(PROVIDED DATA)
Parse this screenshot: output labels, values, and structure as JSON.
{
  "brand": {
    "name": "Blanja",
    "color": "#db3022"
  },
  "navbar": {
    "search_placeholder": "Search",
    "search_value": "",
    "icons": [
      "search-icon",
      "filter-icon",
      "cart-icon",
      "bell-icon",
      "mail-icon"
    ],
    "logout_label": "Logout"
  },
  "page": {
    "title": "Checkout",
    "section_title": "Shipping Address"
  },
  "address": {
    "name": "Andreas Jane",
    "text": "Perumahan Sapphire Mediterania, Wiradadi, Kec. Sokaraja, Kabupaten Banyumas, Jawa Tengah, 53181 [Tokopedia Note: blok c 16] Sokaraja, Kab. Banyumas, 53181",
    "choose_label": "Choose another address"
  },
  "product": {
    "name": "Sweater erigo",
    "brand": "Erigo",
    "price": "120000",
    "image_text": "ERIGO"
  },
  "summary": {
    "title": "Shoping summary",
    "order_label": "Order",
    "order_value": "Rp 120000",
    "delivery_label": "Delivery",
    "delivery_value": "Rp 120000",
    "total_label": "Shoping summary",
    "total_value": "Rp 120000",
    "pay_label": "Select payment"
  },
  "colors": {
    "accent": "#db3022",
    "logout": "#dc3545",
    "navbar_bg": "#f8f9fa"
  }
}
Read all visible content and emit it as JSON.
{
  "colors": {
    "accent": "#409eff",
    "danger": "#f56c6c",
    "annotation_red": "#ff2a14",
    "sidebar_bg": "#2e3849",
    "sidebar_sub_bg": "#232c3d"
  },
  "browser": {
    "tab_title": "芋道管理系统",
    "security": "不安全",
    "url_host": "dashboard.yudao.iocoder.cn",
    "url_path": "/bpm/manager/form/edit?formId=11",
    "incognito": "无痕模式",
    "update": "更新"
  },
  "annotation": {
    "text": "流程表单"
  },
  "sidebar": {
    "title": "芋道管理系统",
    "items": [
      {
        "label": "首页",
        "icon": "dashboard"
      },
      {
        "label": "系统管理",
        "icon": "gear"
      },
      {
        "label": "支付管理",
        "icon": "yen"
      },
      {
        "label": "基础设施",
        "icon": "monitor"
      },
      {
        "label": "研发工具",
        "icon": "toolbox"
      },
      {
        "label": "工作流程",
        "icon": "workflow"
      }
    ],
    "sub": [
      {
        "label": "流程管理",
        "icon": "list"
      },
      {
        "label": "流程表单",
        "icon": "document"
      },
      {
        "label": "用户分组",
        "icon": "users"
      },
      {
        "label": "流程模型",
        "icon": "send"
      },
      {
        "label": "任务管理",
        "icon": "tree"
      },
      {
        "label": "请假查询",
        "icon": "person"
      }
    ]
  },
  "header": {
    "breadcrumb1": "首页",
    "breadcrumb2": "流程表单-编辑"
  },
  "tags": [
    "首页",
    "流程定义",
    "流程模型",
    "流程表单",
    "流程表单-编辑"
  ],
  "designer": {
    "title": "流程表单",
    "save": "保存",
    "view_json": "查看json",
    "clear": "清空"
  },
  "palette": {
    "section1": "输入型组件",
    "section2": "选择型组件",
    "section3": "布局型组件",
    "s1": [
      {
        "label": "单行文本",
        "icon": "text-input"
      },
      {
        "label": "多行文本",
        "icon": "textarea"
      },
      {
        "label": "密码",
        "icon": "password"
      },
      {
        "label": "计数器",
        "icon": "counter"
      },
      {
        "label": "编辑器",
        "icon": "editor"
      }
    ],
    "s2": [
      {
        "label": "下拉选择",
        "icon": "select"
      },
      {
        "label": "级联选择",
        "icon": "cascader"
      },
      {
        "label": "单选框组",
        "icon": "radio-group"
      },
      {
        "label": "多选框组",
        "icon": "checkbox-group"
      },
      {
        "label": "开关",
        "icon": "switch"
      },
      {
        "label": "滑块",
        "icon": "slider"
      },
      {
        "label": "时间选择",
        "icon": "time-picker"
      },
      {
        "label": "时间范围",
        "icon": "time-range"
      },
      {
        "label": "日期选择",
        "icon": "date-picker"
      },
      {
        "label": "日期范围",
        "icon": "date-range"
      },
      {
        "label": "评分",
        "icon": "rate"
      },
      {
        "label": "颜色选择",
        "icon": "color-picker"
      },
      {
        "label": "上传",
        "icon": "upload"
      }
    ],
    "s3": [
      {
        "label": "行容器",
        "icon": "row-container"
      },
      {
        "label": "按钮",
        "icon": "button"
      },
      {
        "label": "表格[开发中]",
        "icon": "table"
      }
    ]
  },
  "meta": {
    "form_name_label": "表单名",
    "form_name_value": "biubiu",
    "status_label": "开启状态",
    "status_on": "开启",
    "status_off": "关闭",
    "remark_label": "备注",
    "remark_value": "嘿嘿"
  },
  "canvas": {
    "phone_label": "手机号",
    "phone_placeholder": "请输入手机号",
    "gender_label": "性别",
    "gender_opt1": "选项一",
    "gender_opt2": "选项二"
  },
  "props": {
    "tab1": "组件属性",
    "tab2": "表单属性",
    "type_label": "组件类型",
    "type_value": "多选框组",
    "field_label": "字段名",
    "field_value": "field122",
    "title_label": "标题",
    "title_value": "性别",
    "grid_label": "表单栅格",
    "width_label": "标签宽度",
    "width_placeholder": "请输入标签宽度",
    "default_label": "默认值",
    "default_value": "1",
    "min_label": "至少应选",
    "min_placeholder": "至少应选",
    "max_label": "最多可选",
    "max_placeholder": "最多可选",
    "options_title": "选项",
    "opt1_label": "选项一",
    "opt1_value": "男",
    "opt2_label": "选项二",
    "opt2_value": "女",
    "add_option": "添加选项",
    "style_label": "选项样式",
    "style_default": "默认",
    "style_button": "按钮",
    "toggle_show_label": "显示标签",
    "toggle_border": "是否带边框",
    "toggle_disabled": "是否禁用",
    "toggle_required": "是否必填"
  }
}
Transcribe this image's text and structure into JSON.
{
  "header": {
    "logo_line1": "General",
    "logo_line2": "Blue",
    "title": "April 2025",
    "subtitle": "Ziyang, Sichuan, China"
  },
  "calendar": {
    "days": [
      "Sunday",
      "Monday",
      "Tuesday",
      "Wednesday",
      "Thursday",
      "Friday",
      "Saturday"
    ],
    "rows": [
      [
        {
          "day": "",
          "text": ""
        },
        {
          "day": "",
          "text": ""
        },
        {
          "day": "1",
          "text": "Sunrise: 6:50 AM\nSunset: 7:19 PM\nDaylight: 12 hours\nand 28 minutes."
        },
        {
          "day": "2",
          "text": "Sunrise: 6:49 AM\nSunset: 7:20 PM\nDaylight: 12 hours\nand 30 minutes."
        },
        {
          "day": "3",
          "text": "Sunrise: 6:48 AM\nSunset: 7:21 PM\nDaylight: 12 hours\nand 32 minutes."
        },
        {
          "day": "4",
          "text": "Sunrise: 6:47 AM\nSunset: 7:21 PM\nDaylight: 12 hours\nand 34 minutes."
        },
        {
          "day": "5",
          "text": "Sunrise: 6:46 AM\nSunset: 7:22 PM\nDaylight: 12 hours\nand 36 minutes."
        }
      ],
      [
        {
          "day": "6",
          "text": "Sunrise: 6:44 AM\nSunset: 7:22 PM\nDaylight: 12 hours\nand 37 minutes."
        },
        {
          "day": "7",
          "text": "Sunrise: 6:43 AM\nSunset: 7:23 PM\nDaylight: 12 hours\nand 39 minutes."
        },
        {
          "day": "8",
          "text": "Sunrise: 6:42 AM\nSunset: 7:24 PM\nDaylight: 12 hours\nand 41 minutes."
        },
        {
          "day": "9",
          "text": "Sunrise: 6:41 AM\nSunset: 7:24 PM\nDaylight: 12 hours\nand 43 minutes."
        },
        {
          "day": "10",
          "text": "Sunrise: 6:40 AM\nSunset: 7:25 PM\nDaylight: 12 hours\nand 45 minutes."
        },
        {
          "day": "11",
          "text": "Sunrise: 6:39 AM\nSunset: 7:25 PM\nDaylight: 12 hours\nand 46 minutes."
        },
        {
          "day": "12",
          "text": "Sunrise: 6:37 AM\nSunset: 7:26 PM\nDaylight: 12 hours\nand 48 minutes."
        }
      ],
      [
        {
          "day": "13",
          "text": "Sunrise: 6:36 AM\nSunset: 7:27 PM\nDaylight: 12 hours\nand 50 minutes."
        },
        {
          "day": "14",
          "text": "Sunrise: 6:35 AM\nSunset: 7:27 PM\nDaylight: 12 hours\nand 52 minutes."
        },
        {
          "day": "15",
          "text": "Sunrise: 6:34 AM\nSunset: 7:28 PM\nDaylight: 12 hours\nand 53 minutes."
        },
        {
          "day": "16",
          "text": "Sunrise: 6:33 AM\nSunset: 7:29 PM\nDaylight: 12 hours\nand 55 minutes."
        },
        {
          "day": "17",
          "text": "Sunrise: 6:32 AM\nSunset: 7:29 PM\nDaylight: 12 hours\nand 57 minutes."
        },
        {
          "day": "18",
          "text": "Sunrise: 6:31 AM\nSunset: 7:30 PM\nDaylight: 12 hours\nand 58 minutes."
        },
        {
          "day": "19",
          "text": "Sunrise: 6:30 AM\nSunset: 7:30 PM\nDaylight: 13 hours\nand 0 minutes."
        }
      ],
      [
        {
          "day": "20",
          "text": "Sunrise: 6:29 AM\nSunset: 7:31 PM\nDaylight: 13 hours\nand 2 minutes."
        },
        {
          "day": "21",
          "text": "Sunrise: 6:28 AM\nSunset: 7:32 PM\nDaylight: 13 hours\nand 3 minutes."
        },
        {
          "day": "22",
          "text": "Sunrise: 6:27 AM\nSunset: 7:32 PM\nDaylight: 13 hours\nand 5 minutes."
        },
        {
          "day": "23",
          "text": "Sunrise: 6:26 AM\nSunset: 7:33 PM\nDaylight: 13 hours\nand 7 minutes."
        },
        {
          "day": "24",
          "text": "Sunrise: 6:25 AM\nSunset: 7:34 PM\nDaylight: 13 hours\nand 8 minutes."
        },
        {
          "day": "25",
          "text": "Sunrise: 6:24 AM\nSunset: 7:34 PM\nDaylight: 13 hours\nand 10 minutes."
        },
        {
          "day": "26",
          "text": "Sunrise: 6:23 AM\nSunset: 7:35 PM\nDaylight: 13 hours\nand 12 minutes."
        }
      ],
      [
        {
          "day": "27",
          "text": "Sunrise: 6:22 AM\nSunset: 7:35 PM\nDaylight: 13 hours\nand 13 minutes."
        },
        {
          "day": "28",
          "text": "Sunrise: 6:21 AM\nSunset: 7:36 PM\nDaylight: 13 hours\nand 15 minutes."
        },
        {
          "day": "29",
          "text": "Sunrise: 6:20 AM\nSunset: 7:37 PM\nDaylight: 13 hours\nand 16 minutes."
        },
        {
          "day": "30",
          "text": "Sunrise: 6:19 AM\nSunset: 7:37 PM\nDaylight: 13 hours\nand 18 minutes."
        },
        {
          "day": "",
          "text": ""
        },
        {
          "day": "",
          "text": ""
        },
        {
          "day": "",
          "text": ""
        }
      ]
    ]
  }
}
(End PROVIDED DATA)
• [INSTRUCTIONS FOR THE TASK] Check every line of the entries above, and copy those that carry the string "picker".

• [WRITTEN SOLUTION]
        "icon": "time-picker"
        "icon": "date-picker"
        "icon": "color-picker"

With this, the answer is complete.